Maybe it’s not their atypical minds, but our stereotypical way of looking at them that needs correction?
- Autistic people hear better
- The Autism Spectrum – Wikipedia Article
- What is Autism – by Childmind
- Michelle Dawson on Autism
- Diagnosis for Autism with the DSM-5
- Brain and Autism – by Discover Magazine
- Derek Paravicini playing the piano
- Raven’s IQ Test
- 11 Myths About Autism
- Autism Spectrum Disorders in Infancy and Toddlerhood: A Review of the Evidence on Early Signs, Early Identification Tools, and Early Diagnosis – original study
- Signs of Autism in Infants: Recognition and Early Intervention – original study
- Low Rates of Pointing in 18-Month-Olds at Risk for Autism Spectrum Disorder and Extremely Preterm Infants: A Common Index of Language Delay? – original study

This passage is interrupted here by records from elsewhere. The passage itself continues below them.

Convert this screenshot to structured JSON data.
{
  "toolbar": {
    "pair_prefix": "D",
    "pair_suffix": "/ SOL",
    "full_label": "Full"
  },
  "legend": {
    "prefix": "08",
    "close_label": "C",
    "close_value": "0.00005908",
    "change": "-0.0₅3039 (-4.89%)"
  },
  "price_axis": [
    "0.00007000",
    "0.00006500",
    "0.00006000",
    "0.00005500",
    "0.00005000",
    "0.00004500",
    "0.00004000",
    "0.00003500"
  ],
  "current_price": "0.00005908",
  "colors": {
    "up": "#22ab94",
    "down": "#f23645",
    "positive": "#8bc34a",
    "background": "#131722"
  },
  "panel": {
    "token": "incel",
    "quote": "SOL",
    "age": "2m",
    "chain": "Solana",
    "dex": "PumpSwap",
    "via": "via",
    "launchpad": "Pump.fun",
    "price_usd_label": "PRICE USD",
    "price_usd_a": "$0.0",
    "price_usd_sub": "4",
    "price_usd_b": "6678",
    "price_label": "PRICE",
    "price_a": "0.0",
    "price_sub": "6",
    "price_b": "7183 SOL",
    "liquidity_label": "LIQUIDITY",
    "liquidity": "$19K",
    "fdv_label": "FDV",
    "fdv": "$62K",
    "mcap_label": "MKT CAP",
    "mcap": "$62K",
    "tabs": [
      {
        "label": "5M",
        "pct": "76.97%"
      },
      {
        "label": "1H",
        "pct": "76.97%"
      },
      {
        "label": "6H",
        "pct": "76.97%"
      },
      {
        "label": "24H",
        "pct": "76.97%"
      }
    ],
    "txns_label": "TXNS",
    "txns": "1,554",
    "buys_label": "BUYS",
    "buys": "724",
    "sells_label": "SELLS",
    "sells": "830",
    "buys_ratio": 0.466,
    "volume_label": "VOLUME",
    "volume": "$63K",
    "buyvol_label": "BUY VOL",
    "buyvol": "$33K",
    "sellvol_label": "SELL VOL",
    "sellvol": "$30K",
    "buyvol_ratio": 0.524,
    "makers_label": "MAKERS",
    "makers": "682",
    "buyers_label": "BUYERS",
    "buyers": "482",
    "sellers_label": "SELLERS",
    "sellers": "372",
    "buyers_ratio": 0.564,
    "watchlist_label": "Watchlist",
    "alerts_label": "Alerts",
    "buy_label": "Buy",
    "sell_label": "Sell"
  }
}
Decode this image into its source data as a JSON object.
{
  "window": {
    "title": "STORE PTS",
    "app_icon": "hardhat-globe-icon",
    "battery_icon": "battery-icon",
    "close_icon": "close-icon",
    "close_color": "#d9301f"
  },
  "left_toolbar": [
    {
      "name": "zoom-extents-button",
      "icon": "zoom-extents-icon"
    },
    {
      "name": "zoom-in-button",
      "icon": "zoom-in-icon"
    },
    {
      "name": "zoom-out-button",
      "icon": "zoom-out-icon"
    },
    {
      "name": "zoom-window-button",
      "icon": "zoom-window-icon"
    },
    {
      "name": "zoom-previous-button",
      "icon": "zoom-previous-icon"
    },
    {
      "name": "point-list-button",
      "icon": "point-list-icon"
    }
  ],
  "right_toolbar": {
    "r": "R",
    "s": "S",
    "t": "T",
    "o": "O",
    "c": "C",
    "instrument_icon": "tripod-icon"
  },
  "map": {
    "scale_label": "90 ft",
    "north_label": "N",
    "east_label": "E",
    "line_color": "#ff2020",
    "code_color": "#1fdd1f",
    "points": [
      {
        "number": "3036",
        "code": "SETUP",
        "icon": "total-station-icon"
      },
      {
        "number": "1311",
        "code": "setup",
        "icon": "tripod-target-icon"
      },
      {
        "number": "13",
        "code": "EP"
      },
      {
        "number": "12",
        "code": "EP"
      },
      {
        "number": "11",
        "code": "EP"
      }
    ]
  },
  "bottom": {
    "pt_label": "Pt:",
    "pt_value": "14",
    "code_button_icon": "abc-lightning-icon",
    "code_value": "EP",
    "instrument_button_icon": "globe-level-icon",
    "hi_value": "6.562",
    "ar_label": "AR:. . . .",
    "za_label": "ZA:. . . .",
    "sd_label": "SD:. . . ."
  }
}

- Savant syndrome
- Savant syndrome’s distinct psychological profile in autism – original study
To get a 3-dimensional glimpse of how an autistic girl experiences her own surprise birthday party check out this video:
Rainman was a fictional character that depicted Hollywood’s version of Autism with extraordinary abilities sprinkled on top of it. In reality, the man who inspired Rainman was what researchers call a “Savant”. Learn more about this extraordinary condition and meet the real life Savants here. Check out more information in our Sources section.
Why not catch a 3-dimensional glimpse of how an autistic girl experiences her own surprise birthday party with your students. How did that make them feel? How would they cope with the experience at the moment and afterwards? What could your class as a group do to make the school an environment that is more friendly to students with Autism and other disabilities? Let us know your favourite answer in the comments 🙂